The real highlight of the tournament was the people. Getting to meet, talk to, and eat with top players and online friends was an unforgettable experience. Especially two players named Nekoze and Shiita.
Nekoze and Shiita are two top Japanese P4AU players, who flew to Chicago specifically to win.
Their flight was crowdfunded by the P4AU community, who hosted paid online events where players could test their mettle against the greats. Nekoze and Shiita received 3rd and 6th place in P4AU’s bracket respectively.
Unfortunately, the two had trouble communicating with fellow players, because of the language barrier. And when someone wanted to interview the two players about their tournament experiences, the P4AU community was at a loss. After all, no one in the Persona community spoke any Japanese.
Put on the spot by my friends, I acted as a translator for the two during an interview.
On the last day of the three-day tournament, several Persona players including, Nekoze and Shiita and I went out to eat.
At dinner, Nekoze hugged me. “I am leaving tomorrow,” he said, tearing up. “But I want everyone to know that I am so grateful to have come to Chicago and met you all. I wish I had won the whole thing, but the memories I made are worth more than any trophy. Let us meet again.”
I think that, for me, encapsulates why I love fighting games. People of every race, creed, age and gender come together to play video games. For some, they do it for money, others pride, but above all for the love of the game.
In a genre of game where .06 seconds is often the line between victory and defeat, the idea that these memories will last forever is wonderfully ironic. I will always love fighting games, and when I win a tournament someday, I will dedicate it to my hometown, the Palisades.
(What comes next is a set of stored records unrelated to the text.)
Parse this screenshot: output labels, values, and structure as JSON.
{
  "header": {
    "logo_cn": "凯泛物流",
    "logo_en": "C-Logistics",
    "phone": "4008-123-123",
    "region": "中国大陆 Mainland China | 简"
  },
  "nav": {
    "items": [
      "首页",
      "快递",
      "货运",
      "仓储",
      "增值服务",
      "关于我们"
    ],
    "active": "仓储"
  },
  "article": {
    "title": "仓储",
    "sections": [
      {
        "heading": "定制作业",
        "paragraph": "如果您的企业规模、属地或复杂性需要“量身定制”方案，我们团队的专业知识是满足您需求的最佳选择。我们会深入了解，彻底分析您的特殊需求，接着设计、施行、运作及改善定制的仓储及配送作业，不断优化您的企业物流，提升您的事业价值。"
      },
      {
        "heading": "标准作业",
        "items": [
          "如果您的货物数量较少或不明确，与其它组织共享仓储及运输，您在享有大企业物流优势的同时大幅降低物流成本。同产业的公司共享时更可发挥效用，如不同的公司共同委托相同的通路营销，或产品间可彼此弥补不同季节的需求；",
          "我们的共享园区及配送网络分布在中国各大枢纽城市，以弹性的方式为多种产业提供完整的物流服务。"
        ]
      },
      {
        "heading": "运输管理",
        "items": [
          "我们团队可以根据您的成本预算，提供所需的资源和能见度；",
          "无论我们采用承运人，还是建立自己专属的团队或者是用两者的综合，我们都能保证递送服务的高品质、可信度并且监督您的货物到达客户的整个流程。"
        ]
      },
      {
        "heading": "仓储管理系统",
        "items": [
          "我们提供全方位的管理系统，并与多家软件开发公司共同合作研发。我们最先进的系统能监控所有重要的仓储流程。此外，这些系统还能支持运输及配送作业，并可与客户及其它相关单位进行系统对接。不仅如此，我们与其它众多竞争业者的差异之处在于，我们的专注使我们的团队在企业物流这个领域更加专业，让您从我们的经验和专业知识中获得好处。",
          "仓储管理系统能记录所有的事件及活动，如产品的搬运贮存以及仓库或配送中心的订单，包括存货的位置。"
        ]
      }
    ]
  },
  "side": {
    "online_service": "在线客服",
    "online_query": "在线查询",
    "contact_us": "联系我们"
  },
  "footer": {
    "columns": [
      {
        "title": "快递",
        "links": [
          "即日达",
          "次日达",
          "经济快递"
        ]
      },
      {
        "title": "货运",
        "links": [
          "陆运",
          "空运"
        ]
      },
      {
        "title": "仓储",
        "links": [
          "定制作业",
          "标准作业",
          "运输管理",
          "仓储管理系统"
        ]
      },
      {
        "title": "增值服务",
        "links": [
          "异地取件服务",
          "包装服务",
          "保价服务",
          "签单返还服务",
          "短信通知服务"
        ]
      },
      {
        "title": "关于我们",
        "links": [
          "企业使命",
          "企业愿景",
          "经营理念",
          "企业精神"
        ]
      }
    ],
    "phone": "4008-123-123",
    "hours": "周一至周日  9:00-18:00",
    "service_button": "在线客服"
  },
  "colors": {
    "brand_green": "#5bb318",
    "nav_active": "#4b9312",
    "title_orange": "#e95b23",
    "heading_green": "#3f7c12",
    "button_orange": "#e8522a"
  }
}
(Editor’s note: Plager is a senior at Palisades High School. During Covid, he began teaching himself Japanese. Since then, he has also continued his language lessons and has also traveled to Japan. He is now fluent in speaking Japanese.)